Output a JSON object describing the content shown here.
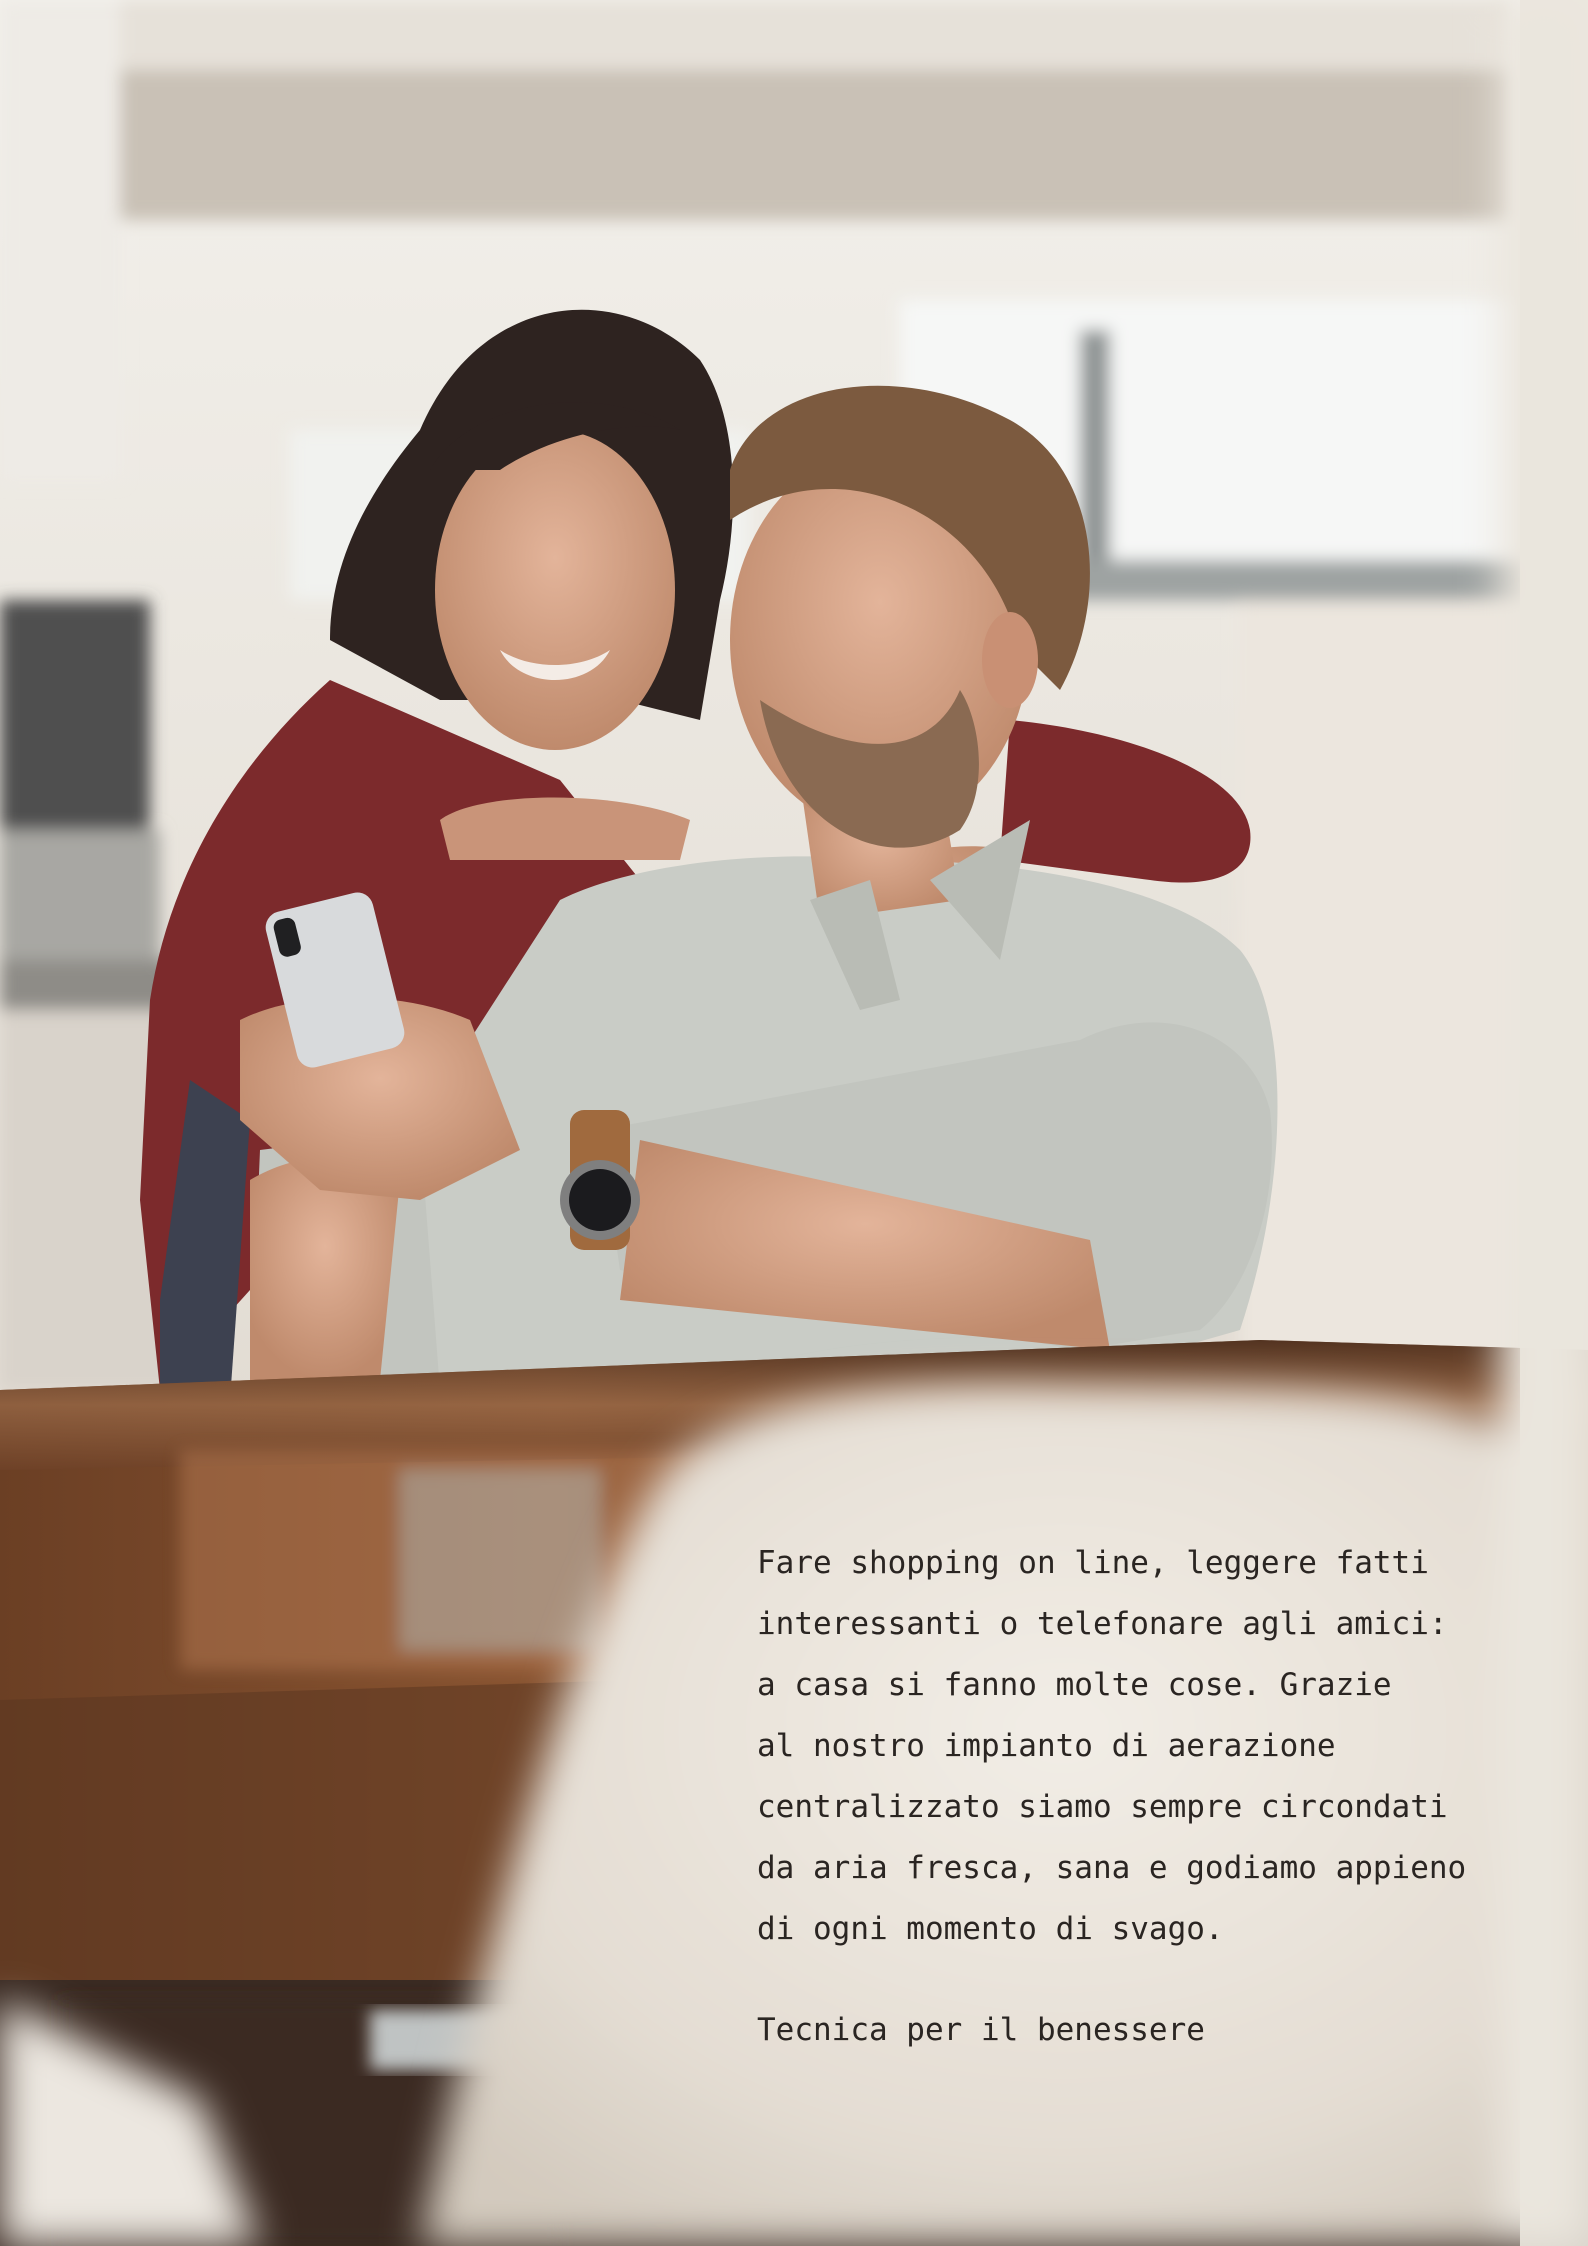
{
  "body_text": {
    "lines": [
      "Fare shopping on line, leggere fatti",
      "interessanti o telefonare agli amici:",
      "a casa si fanno molte cose. Grazie",
      "al nostro impianto di aerazione",
      "centralizzato siamo sempre circondati",
      "da aria fresca, sana e godiamo appieno",
      "di ogni momento di svago."
    ]
  },
  "tagline": "Tecnica per il benessere",
  "colors": {
    "text": "#2a2522",
    "background": "#e9e4dd",
    "shirt_woman": "#7c2a2c",
    "shirt_man": "#c9ccc6",
    "table_wood": "#7a4a2c"
  },
  "icons": {
    "photo": "couple-with-smartphone-photo"
  }
}
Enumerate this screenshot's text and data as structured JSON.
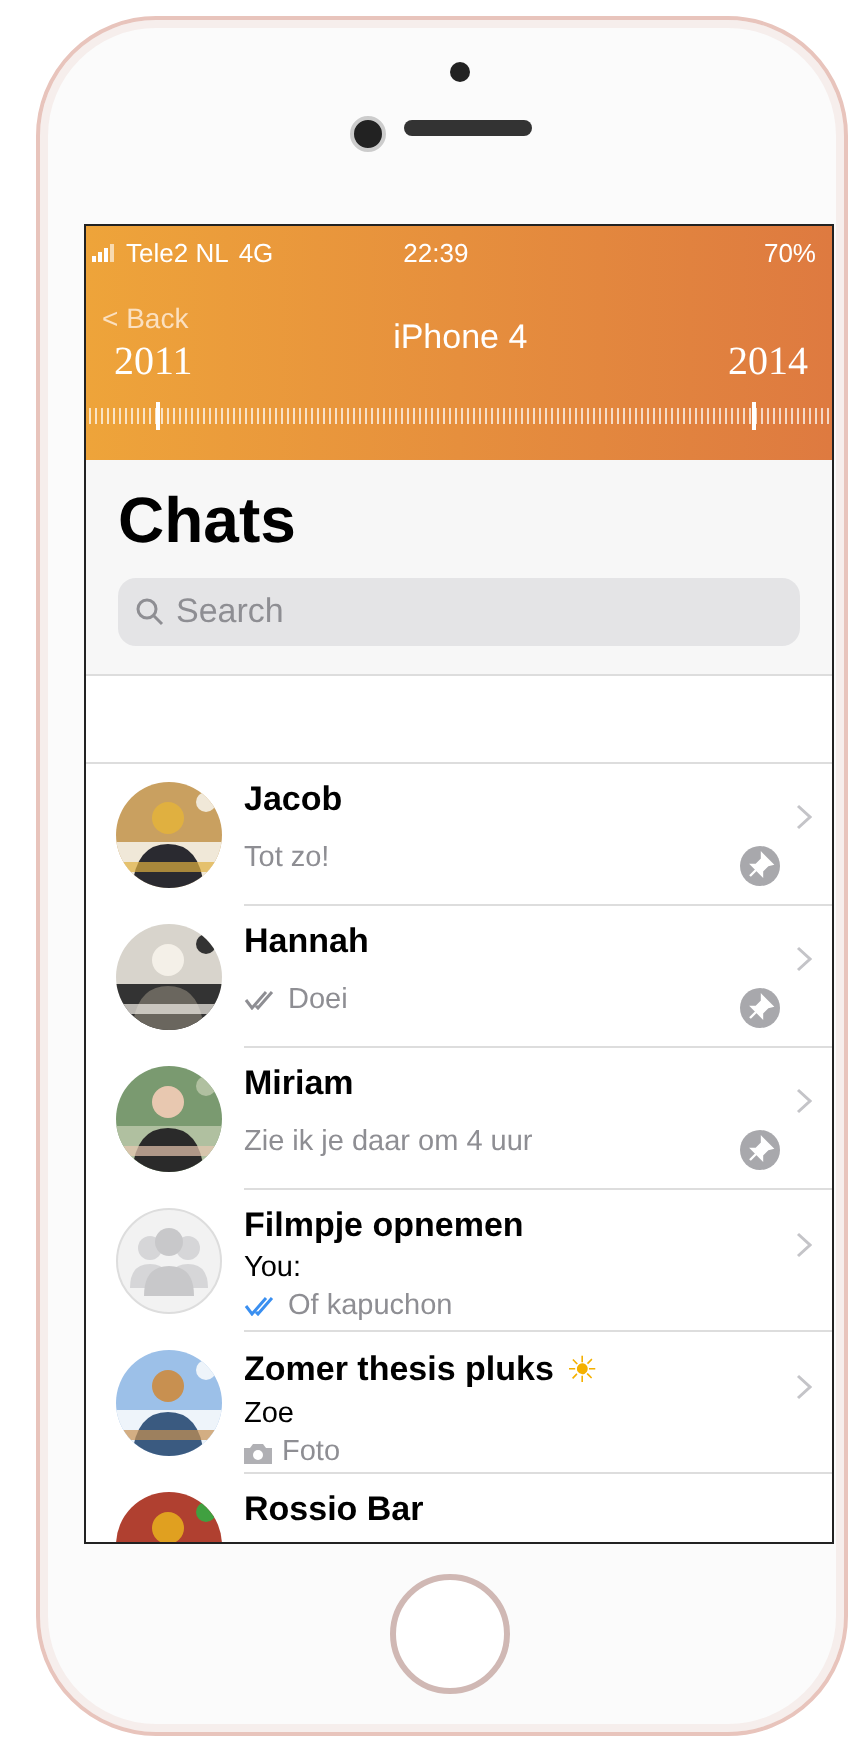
{
  "status_bar": {
    "carrier": "Tele2 NL",
    "network": "4G",
    "time": "22:39",
    "battery": "70%"
  },
  "header": {
    "back": "< Back",
    "title": "iPhone 4",
    "start_year": "2011",
    "end_year": "2014"
  },
  "title": "Chats",
  "search": {
    "placeholder": "Search"
  },
  "chats": [
    {
      "name": "Jacob",
      "avatar": {
        "kind": "picture"
      },
      "lines": [
        {
          "text": "Tot zo!",
          "kind": "message"
        }
      ],
      "pinned": true
    },
    {
      "name": "Hannah",
      "avatar": {
        "kind": "picture"
      },
      "lines": [
        {
          "text": "Doei",
          "kind": "delivered"
        }
      ],
      "pinned": true
    },
    {
      "name": "Miriam",
      "avatar": {
        "kind": "picture"
      },
      "lines": [
        {
          "text": "Zie ik je daar om 4 uur",
          "kind": "message"
        }
      ],
      "pinned": true
    },
    {
      "name": "Filmpje opnemen",
      "avatar": {
        "kind": "group"
      },
      "lines": [
        {
          "text": "You:",
          "kind": "sender"
        },
        {
          "text": "Of kapuchon",
          "kind": "read"
        }
      ],
      "pinned": false
    },
    {
      "name": "Zomer thesis pluks",
      "emoji": "☀",
      "avatar": {
        "kind": "picture"
      },
      "lines": [
        {
          "text": "Zoe",
          "kind": "sender"
        },
        {
          "text": "Foto"
        }
      ],
      "pinned": false
    },
    {
      "name": "Rossio Bar",
      "avatar": {
        "kind": "picture"
      },
      "pinned": false
    }
  ]
}
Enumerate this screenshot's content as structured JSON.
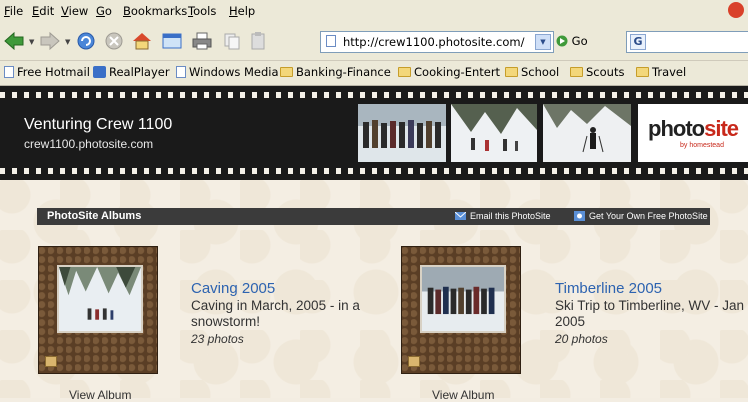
{
  "menu": [
    "File",
    "Edit",
    "View",
    "Go",
    "Bookmarks",
    "Tools",
    "Help"
  ],
  "menu_accel": [
    "F",
    "E",
    "V",
    "G",
    "B",
    "T",
    "H"
  ],
  "address": {
    "url": "http://crew1100.photosite.com/",
    "go_label": "Go"
  },
  "bookmarks": [
    "Free Hotmail",
    "RealPlayer",
    "Windows Media",
    "Banking-Finance",
    "Cooking-Entert",
    "School",
    "Scouts",
    "Travel"
  ],
  "banner": {
    "title": "Venturing Crew 1100",
    "subtitle": "crew1100.photosite.com",
    "logo_main": "photo",
    "logo_accent": "site",
    "logo_sub": "by homestead"
  },
  "albums_bar": {
    "title": "PhotoSite Albums",
    "email_link": "Email this PhotoSite",
    "get_link": "Get Your Own Free PhotoSite"
  },
  "albums": [
    {
      "title": "Caving 2005",
      "description": "Caving in March, 2005 - in a snowstorm!",
      "count": "23 photos",
      "view_label": "View Album"
    },
    {
      "title": "Timberline 2005",
      "description": "Ski Trip to Timberline, WV - Jan 2005",
      "count": "20 photos",
      "view_label": "View Album"
    }
  ],
  "colors": {
    "link_blue": "#2d63b0",
    "banner_bg": "#1a1a1a",
    "bar_bg": "#3b3b3b",
    "brand_red": "#c8291b"
  }
}
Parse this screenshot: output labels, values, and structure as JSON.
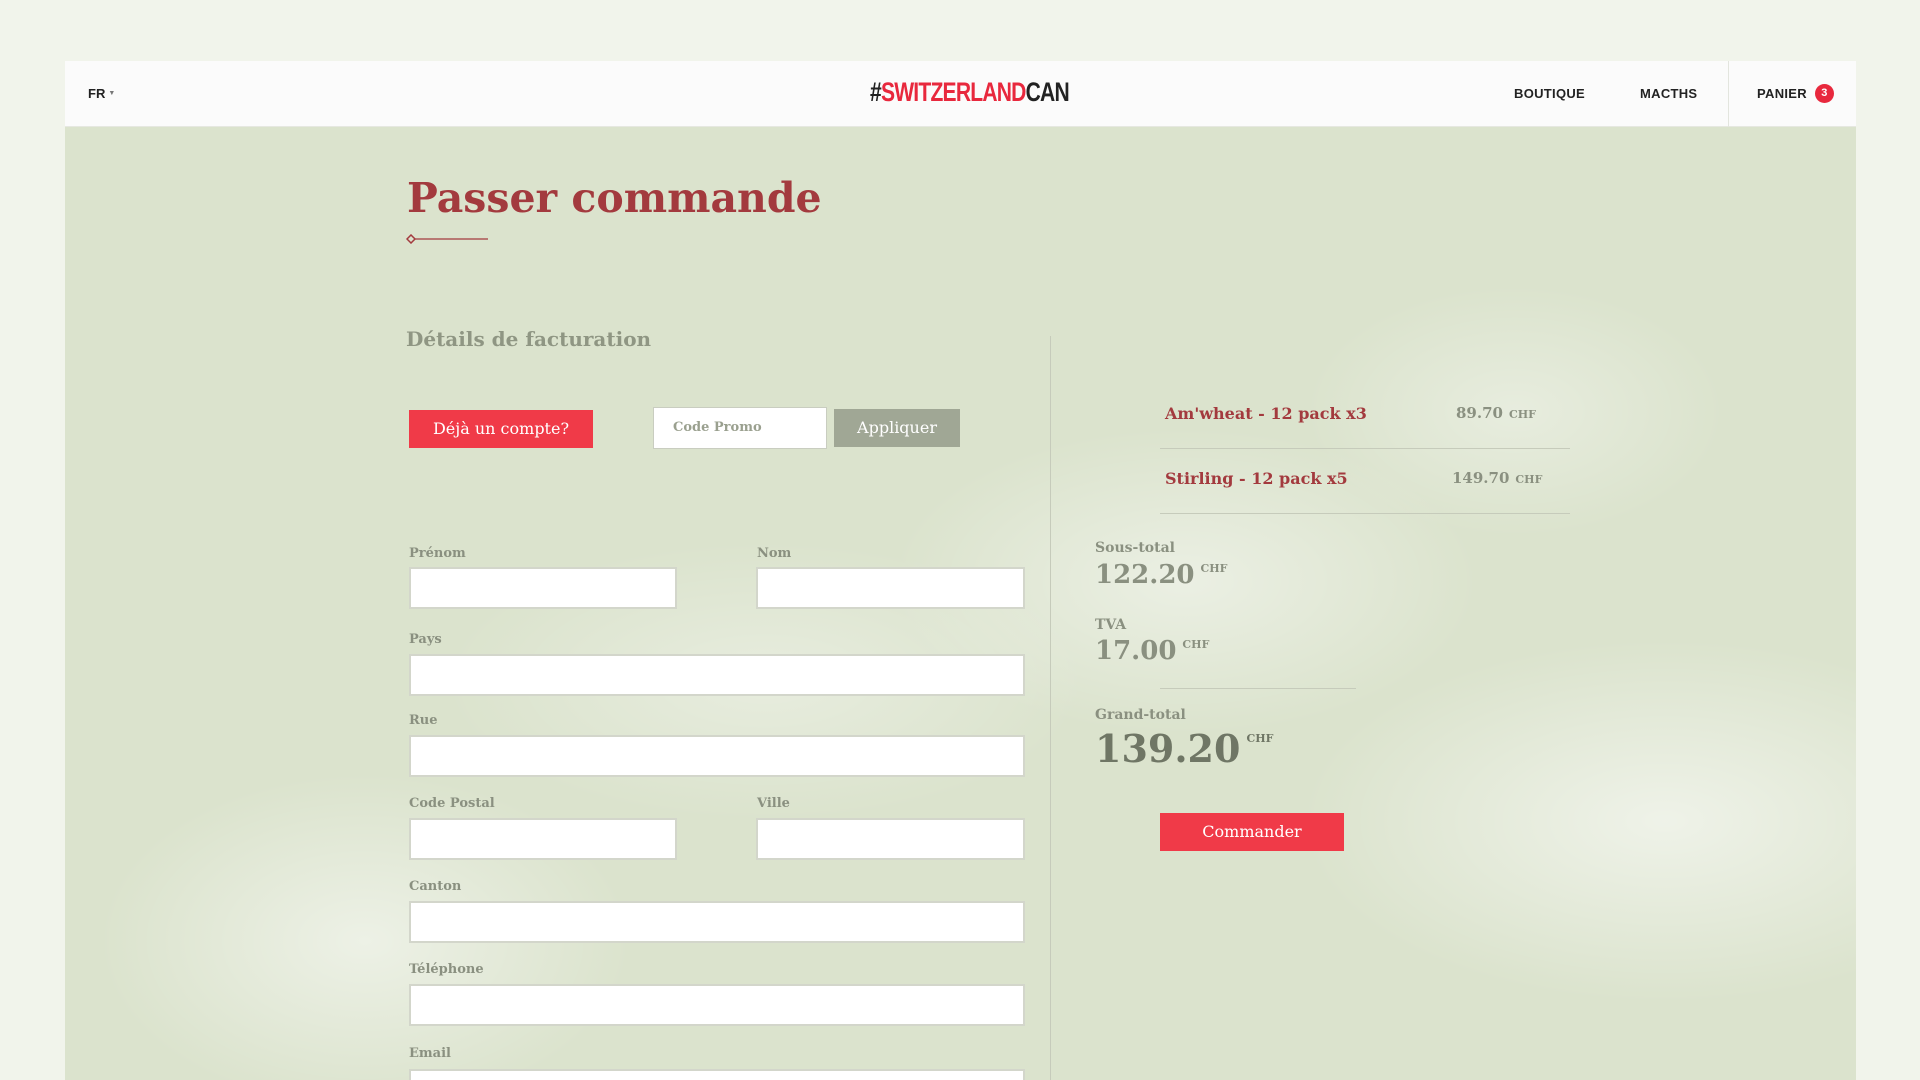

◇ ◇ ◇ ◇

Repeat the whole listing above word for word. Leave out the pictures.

Output a JSON object describing the content shown here.
{
  "body_text": {
    "lines": [
      "Fare shopping on line, leggere fatti",
      "interessanti o telefonare agli amici:",
      "a casa si fanno molte cose. Grazie",
      "al nostro impianto di aerazione",
      "centralizzato siamo sempre circondati",
      "da aria fresca, sana e godiamo appieno",
      "di ogni momento di svago."
    ]
  },
  "tagline": "Tecnica per il benessere",
  "colors": {
    "text": "#2a2522",
    "background": "#e9e4dd",
    "shirt_woman": "#7c2a2c",
    "shirt_man": "#c9ccc6",
    "table_wood": "#7a4a2c"
  },
  "icons": {
    "photo": "couple-with-smartphone-photo"
  }
}
Enumerate this screenshot's text and data as structured JSON.
{
  "status_bar": {
    "carrier": "Tele2 NL",
    "network": "4G",
    "time": "22:39",
    "battery": "70%"
  },
  "header": {
    "back": "< Back",
    "title": "iPhone 4",
    "start_year": "2011",
    "end_year": "2014"
  },
  "title": "Chats",
  "search": {
    "placeholder": "Search"
  },
  "chats": [
    {
      "name": "Jacob",
      "avatar": {
        "kind": "picture"
      },
      "lines": [
        {
          "text": "Tot zo!",
          "kind": "message"
        }
      ],
      "pinned": true
    },
    {
      "name": "Hannah",
      "avatar": {
        "kind": "picture"
      },
      "lines": [
        {
          "text": "Doei",
          "kind": "delivered"
        }
      ],
      "pinned": true
    },
    {
      "name": "Miriam",
      "avatar": {
        "kind": "picture"
      },
      "lines": [
        {
          "text": "Zie ik je daar om 4 uur",
          "kind": "message"
        }
      ],
      "pinned": true
    },
    {
      "name": "Filmpje opnemen",
      "avatar": {
        "kind": "group"
      },
      "lines": [
        {
          "text": "You:",
          "kind": "sender"
        },
        {
          "text": "Of kapuchon",
          "kind": "read"
        }
      ],
      "pinned": false
    },
    {
      "name": "Zomer thesis pluks",
      "emoji": "☀",
      "avatar": {
        "kind": "picture"
      },
      "lines": [
        {
          "text": "Zoe",
          "kind": "sender"
        },
        {
          "text": "Foto"
        }
      ],
      "pinned": false
    },
    {
      "name": "Rossio Bar",
      "avatar": {
        "kind": "picture"
      },
      "pinned": false
    }
  ]
}
Enumerate this screenshot's content as structured JSON.
{
  "menu": [
    "File",
    "Edit",
    "View",
    "Go",
    "Bookmarks",
    "Tools",
    "Help"
  ],
  "menu_accel": [
    "F",
    "E",
    "V",
    "G",
    "B",
    "T",
    "H"
  ],
  "address": {
    "url": "http://crew1100.photosite.com/",
    "go_label": "Go"
  },
  "bookmarks": [
    "Free Hotmail",
    "RealPlayer",
    "Windows Media",
    "Banking-Finance",
    "Cooking-Entert",
    "School",
    "Scouts",
    "Travel"
  ],
  "banner": {
    "title": "Venturing Crew 1100",
    "subtitle": "crew1100.photosite.com",
    "logo_main": "photo",
    "logo_accent": "site",
    "logo_sub": "by homestead"
  },
  "albums_bar": {
    "title": "PhotoSite Albums",
    "email_link": "Email this PhotoSite",
    "get_link": "Get Your Own Free PhotoSite"
  },
  "albums": [
    {
      "title": "Caving 2005",
      "description": "Caving in March, 2005 - in a snowstorm!",
      "count": "23 photos",
      "view_label": "View Album"
    },
    {
      "title": "Timberline 2005",
      "description": "Ski Trip to Timberline, WV - Jan 2005",
      "count": "20 photos",
      "view_label": "View Album"
    }
  ],
  "colors": {
    "link_blue": "#2d63b0",
    "banner_bg": "#1a1a1a",
    "bar_bg": "#3b3b3b",
    "brand_red": "#c8291b"
  }
}
Parse this screenshot: output labels, values, and structure as JSON.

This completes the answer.